Lesson: Learn how you fit within your team and play that role selflessly. Don’t focus on how much playing time you get, focus on how much you can contribute during that playing time.
2) He praised his team
“I couldn’t ask for a better team.” Aerris focuses on the team’s performance not his own. When asked about his “two huge rebounds at the end of the game”, Aerris praises the support his team has provided through the season.
Lesson: Look for the good that your team does and give them credit for great outcomes. Rarely does an individual win the game in a team sport and the same goes for work teams. When your teammates know that you support and appreciate their contributions, their confidence grows along with their willingness to put it all on the line each and every day.
3) He didn’t advertise his pain
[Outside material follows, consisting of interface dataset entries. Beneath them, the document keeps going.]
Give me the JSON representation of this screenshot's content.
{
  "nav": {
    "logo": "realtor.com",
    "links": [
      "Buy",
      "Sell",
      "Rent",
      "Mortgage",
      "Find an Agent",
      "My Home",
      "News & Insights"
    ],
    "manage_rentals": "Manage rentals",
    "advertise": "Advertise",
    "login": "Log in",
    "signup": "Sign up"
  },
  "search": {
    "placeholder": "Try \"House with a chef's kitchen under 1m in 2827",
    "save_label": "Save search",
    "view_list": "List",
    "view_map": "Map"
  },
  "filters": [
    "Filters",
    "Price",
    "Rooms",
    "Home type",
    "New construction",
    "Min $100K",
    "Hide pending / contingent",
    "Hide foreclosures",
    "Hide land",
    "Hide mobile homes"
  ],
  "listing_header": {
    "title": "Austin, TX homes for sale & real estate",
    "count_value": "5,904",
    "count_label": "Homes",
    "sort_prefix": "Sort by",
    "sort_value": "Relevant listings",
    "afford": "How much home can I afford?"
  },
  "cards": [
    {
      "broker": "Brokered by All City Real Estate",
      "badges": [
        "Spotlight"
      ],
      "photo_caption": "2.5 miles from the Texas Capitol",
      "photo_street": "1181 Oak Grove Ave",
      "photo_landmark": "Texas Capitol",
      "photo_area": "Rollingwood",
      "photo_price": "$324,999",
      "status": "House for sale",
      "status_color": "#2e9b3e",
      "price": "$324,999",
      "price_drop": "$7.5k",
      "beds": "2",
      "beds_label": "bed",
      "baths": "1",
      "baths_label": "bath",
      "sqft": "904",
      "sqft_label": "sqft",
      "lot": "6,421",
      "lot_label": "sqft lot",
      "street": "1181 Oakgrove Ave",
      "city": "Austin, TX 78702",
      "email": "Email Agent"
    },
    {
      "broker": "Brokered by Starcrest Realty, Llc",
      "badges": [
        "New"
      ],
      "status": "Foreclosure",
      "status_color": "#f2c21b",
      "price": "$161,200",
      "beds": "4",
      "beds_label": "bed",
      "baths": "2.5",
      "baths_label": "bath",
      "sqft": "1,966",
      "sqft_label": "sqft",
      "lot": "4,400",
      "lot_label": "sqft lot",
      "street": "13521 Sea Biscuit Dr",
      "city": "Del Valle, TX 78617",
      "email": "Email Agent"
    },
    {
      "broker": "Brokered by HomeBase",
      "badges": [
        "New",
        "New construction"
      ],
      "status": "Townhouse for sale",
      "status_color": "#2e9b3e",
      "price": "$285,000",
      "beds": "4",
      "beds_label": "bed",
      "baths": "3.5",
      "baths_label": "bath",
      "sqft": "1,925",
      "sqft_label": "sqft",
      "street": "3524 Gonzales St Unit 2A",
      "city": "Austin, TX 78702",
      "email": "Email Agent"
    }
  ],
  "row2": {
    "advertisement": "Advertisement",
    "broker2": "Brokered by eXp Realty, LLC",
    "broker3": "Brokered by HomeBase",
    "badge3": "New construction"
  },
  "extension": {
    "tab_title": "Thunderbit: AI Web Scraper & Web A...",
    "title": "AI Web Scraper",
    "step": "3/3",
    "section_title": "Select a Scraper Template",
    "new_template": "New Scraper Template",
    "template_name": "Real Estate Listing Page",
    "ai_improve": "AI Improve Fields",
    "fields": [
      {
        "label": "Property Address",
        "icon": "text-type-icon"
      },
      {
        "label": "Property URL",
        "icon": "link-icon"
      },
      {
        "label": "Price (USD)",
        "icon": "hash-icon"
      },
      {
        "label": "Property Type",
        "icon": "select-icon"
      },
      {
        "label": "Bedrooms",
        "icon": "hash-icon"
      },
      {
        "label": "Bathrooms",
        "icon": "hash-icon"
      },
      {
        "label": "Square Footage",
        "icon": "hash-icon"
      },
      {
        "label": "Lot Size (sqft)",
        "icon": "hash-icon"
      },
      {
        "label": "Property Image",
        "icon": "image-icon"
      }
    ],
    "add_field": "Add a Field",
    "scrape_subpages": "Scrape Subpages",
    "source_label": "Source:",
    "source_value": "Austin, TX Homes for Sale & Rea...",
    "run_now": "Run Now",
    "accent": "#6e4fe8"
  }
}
Until his interview, you probably didn’t know Aerris has been playing with excruciating knee pain. In fact, it’s so bad he had surgery yesterday and will miss the NCAA tournament. But he never complained, never made excuses, and never asked for special treatment. Instead of using his injury to stop working hard – a fair option given it’s the end of the season and he’s a senior – he found an alternative way to stay in game shape: swimming. He got up every morning to swim alone so that he could effectively play his role when his team needed him most (and a tip of the hat to Wofford’s coaching staff for instilling a strong work ethic in players).
Lesson: There’s a difference between not feeling well and being sick. If you’re truly sick, take care of yourself. If you just don’t feel well, suck it up and give it your all. Either way, there’s no reason to tell everyone how hurt, sick or incapacitated you are. It can sound like an excuse and you never want to make excuses.
4) His emotional outpouring at the end is authentic
No need to elaborate on this too much. He loves what he is doing, his team, his coach, his school… and that’s why he plays the way he does.
Lesson: Do what you love and do it with passion. Don’t be afraid to show emotion – both joy and sorrow. If you love something it hurts when you lose; it’s euphoric when you win.
5) He won
Aerris won before the first shot was taken by the way he played the game. It’s not always about the score; it’s about how you play the game (BUT winning is pretty awesome!).
Lesson: If it’s worth playing it’s worth playing hard. Really hard. Never, ever give it less than your best.
I’ve had the honor of knowing this young man for the last four years. His passion is the sign of a winner and symbolic of Mike Young’s entire team. Way to go Aerris Smith and thank you. You’ve set a standard that will be tough to match. We will certainly miss your presence on the court at the dance.
You may want to save the link below for the next time you think you’ve given your all. I know I will.
So Con Championship – Aerris Smith Post-Game Interview: https://www.youtube.com/watch?v=TB-8qK2RI30&feature=youtu.be